FENG: Well, domestic transmissions in China have been very low. Most new cases come from abroad. And these digital health certificates have helped the economy restart. But as I mentioned, these apps are imperfect. And to compensate, in reality, it's really humans on the ground who are knocking on doors and making calls.

KELLY: And, Daniel, how about in Israel?

ESTRIN: Well, there was a big privacy debate here about this cellphone tracking because, you know, it is being carried out by the Israeli equivalent of the FBI, which has spooked some people out. But the agency claims that it's working. They say hundreds of Israelis who they ordered into quarantine through these text messages ended up actually eventually testing positive for the virus. And I think a lot of people are on board with it because - maybe it's because it's a very obsessed country, obsessed with security here. You know, most Israelis serve in the army. Many of them even serve in military technology units. So they're pretty comfortable with this kind of thing.

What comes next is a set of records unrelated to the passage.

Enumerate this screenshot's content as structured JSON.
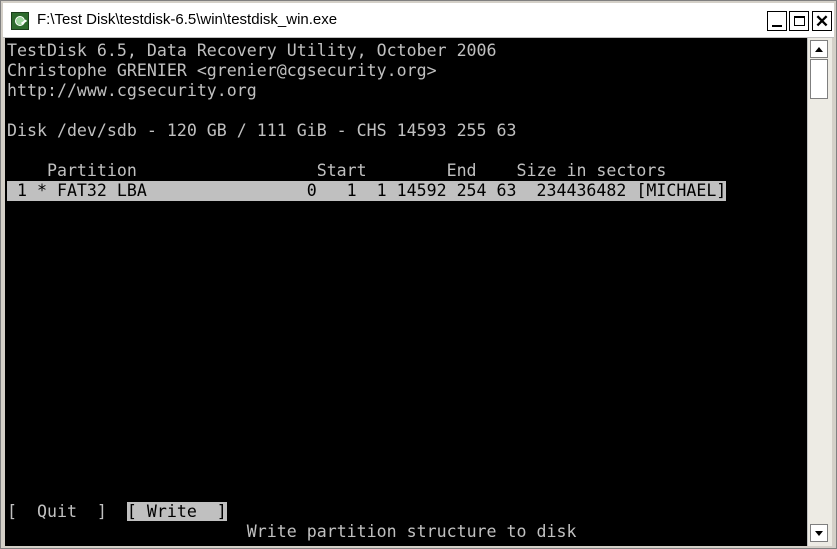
{
  "window": {
    "title": "F:\\Test Disk\\testdisk-6.5\\win\\testdisk_win.exe",
    "icon": "testdisk-app-icon",
    "controls": {
      "minimize_icon": "minimize-icon",
      "maximize_icon": "maximize-icon",
      "close_glyph": "✕"
    }
  },
  "console": {
    "header": [
      "TestDisk 6.5, Data Recovery Utility, October 2006",
      "Christophe GRENIER <grenier@cgsecurity.org>",
      "http://www.cgsecurity.org"
    ],
    "disk_info": "Disk /dev/sdb - 120 GB / 111 GiB - CHS 14593 255 63",
    "table_header": "    Partition                  Start        End    Size in sectors",
    "partitions": [
      " 1 * FAT32 LBA                0   1  1 14592 254 63  234436482 [MICHAEL]"
    ],
    "menu": {
      "quit_label": "[  Quit  ]",
      "write_label": "[ Write  ]"
    },
    "status_text": "Write partition structure to disk"
  },
  "colors": {
    "console_background": "#000000",
    "console_text": "#C0C0C0",
    "highlight_background": "#C0C0C0",
    "highlight_text": "#000000"
  },
  "scrollbar": {
    "up_icon": "arrow-up-icon",
    "down_icon": "arrow-down-icon"
  }
}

KELLY: Let me turn back to Europe and ask you, Eleanor, just how do people in France feel about all this - about having their movements and their contacts potentially being tracked? I'm asking because Europe overall has such strong privacy laws.

BEARDSLEY: That's right. But France has had more than 21,000 deaths now. People are afraid, yet still they don't want their private data to be used. This - any kind of tracing app will be voted on in the French Parliament. Still, Mary Louise, it's a paradox. People give up their location to avoid a traffic jam, but they don't want to do it, you know, to avoid death. But I spoke with an expert today. He says, this is Europe's moment. If it doesn't come together now to assert its values of privacy and ethics in a kind of app, it will have lost the digital battle.

KELLY: Emily, I gave you first word. I'm going to give you the last one, too. What about in China? Do people in China accept the level of surveillance you're describing living with?

FENG: Yes because it means they can return more quickly to normal life. And to be honest, they have no choice in the matter. If you want to travel, if you want to work, you've got to buy in.

KELLY: Reporting there from Emily Feng in Beijing, Daniel Estrin in Jerusalem and Eleanor Beardsley in Paris. Thank you all.

BEARDSLEY: You're welcome, Mary Louise.

FENG: Thanks.

ESTRIN: Thanks, Mary Louise. Transcript provided by NPR, Copyright NPR.

Daniel Estrin is NPR's international correspondent in Jerusalem.
Eleanor Beardsley began reporting from France for NPR in 2004 as a freelance journalist, following all aspects of French society, politics, economics, culture and gastronomy. Since then, she has steadily worked her way to becoming an integral part of the NPR Europe reporting team.
Emily Feng is NPR's Beijing correspondent.